**How to complete this task:** Search the material below for the word "specified". Copy every line that has it.

**Data for analysis:**
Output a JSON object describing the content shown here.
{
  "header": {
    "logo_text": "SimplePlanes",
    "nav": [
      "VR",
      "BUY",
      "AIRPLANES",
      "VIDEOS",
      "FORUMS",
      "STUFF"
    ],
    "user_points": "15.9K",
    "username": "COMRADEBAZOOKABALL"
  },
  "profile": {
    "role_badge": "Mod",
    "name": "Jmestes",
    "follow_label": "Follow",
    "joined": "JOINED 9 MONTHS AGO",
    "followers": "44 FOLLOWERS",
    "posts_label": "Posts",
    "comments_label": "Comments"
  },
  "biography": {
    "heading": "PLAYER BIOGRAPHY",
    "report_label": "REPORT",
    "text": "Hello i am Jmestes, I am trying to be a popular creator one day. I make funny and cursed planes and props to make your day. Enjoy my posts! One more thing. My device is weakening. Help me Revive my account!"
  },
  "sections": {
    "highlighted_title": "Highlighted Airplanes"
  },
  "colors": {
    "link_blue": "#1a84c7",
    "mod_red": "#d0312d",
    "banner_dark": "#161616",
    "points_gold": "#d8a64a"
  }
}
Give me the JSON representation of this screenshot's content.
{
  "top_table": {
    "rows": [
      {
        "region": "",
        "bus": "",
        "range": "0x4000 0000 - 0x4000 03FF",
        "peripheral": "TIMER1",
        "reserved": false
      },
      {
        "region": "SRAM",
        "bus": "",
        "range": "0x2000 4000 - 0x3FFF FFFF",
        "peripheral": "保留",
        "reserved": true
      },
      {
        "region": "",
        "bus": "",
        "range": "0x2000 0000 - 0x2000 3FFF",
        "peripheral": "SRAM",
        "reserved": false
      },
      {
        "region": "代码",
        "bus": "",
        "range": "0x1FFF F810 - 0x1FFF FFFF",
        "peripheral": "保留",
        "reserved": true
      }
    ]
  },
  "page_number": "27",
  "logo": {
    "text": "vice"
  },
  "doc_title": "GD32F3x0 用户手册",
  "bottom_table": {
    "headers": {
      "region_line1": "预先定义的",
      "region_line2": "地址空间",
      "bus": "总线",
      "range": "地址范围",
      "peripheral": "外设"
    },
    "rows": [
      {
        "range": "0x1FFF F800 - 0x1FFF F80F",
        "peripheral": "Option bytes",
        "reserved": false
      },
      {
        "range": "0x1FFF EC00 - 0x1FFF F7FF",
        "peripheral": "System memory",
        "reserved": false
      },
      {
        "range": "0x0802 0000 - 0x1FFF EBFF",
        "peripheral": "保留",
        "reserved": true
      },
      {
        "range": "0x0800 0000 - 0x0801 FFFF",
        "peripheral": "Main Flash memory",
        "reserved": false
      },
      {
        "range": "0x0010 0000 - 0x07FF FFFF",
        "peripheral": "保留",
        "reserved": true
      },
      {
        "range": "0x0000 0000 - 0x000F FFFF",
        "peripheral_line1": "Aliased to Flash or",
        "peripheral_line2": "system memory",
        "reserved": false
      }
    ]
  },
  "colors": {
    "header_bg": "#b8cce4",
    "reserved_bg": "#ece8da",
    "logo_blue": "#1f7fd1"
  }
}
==
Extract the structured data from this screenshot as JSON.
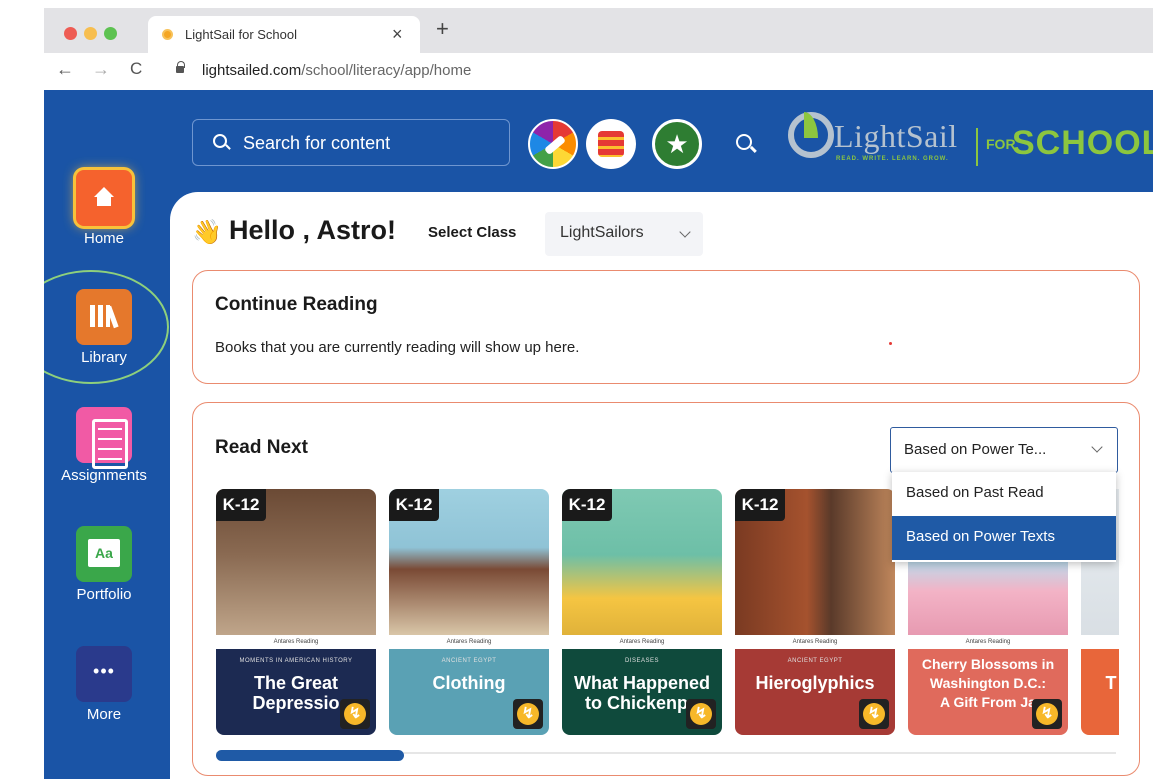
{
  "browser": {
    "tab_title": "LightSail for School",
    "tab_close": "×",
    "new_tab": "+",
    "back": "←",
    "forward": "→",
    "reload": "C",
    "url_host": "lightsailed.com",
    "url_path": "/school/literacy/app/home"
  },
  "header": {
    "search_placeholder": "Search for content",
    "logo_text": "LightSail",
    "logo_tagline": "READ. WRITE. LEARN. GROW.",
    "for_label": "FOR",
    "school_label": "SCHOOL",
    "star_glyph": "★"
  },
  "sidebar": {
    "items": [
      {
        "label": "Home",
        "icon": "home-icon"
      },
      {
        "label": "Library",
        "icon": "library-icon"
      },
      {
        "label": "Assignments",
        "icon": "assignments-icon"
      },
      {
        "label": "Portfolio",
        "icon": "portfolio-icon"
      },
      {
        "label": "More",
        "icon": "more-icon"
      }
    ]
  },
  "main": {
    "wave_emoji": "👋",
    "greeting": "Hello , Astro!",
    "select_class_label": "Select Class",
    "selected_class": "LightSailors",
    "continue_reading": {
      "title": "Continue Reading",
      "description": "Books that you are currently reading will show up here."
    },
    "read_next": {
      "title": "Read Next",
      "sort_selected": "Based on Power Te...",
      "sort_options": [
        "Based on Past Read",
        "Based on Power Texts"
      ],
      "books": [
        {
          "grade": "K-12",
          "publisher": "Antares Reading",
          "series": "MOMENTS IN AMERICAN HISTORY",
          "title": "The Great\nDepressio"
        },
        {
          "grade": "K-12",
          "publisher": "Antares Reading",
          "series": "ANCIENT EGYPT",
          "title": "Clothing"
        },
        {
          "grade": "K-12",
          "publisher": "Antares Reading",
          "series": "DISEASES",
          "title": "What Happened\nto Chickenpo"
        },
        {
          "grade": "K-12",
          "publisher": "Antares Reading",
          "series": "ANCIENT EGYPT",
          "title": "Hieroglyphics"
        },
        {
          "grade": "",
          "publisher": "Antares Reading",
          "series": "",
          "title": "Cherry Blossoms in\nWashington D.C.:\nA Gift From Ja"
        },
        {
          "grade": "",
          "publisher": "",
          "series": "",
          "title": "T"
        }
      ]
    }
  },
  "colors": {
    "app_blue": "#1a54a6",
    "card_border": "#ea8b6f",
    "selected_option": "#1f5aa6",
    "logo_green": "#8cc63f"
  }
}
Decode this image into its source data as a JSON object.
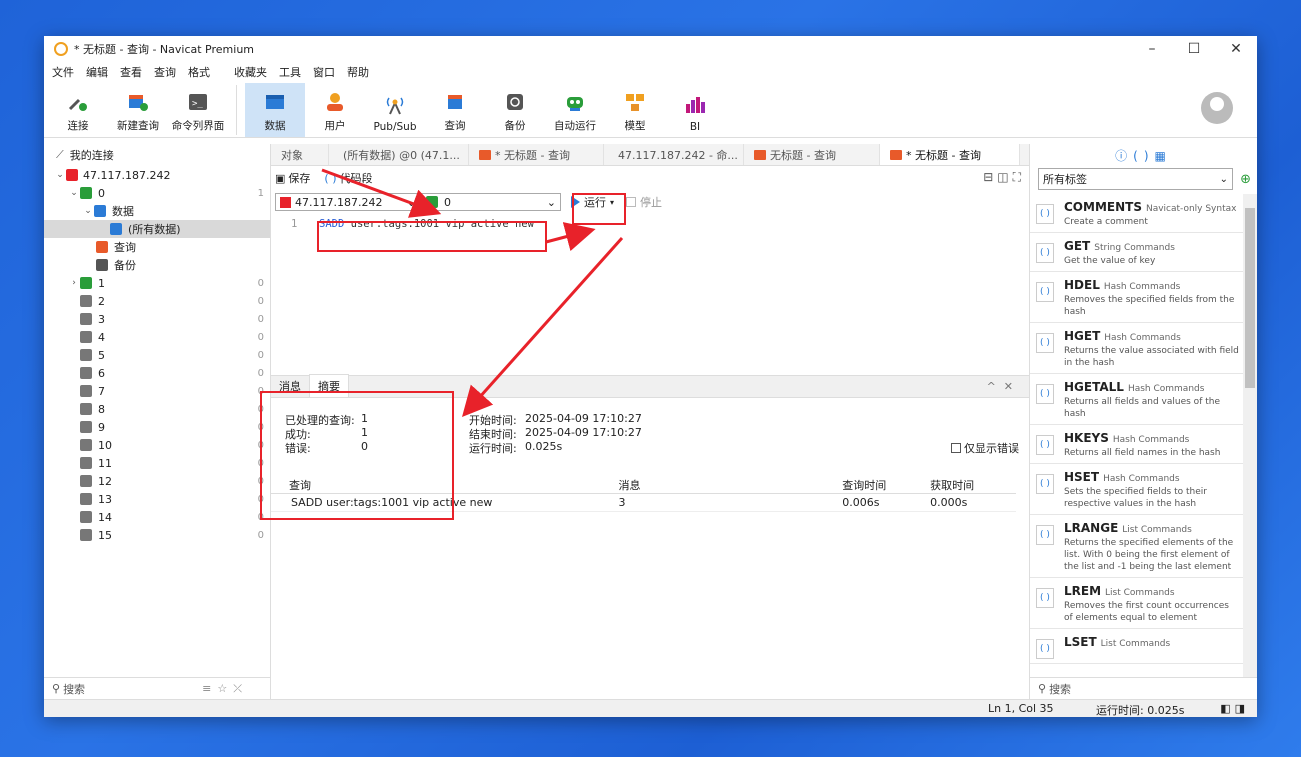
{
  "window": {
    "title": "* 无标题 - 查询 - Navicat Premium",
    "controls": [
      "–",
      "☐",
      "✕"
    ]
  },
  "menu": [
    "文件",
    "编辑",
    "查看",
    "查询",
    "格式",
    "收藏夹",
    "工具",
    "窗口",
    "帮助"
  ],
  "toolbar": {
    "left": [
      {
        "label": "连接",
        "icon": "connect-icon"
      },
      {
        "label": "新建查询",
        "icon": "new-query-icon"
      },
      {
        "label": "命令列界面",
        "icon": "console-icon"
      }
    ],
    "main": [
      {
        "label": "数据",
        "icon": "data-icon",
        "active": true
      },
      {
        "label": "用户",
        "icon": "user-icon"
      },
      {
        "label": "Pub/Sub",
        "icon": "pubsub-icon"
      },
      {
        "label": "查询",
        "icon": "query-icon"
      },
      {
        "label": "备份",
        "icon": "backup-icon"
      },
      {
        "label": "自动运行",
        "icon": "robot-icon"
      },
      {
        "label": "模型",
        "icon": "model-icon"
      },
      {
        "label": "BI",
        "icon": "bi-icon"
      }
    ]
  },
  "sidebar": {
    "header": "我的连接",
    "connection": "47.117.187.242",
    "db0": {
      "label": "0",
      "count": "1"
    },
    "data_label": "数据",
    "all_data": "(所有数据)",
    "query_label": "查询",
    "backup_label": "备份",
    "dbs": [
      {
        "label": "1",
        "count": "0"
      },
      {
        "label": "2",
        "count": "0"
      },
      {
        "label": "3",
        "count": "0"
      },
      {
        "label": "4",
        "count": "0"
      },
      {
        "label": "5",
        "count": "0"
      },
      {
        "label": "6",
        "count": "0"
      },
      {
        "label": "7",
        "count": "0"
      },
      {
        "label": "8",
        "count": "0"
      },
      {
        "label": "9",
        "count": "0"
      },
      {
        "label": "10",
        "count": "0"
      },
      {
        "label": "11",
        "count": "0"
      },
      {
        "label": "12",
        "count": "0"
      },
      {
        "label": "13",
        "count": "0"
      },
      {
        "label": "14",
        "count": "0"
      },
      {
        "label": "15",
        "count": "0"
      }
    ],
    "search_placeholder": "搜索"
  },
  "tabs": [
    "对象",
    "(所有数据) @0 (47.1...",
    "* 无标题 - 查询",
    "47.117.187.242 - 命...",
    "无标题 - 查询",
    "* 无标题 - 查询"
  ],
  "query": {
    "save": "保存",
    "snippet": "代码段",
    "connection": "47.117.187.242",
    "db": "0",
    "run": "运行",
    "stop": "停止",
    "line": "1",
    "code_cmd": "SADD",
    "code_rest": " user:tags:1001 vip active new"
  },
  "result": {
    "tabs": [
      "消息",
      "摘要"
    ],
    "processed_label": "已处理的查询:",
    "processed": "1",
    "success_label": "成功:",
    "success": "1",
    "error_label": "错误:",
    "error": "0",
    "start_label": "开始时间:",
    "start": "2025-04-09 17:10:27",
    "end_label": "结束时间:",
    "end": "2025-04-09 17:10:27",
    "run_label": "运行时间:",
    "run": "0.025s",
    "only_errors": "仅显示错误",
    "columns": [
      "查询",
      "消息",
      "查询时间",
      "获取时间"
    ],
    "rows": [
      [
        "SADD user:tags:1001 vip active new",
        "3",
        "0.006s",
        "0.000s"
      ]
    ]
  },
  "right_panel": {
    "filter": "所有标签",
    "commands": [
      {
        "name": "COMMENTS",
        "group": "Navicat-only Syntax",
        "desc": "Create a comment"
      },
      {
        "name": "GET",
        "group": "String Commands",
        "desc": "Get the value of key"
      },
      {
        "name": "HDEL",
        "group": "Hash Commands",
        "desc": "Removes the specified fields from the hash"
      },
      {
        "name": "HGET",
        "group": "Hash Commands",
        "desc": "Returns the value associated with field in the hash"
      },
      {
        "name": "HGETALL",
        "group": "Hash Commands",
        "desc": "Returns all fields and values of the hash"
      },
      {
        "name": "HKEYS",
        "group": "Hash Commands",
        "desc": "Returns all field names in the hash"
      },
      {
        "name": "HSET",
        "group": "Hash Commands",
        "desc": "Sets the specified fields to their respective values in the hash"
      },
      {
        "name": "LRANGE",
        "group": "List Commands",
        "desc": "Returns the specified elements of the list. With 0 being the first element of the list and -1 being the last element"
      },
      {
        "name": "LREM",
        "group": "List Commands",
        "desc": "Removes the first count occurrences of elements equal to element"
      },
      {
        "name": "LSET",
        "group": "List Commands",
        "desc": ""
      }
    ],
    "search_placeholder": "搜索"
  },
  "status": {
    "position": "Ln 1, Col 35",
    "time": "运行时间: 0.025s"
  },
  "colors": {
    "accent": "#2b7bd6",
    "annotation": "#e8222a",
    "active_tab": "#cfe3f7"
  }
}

**Response to the task:**
        "desc": "Removes the specified fields from the hash"
        "desc": "Sets the specified fields to their respective values in the hash"
        "desc": "Returns the specified elements of the list. With 0 being the first element of the list and -1 being the last element"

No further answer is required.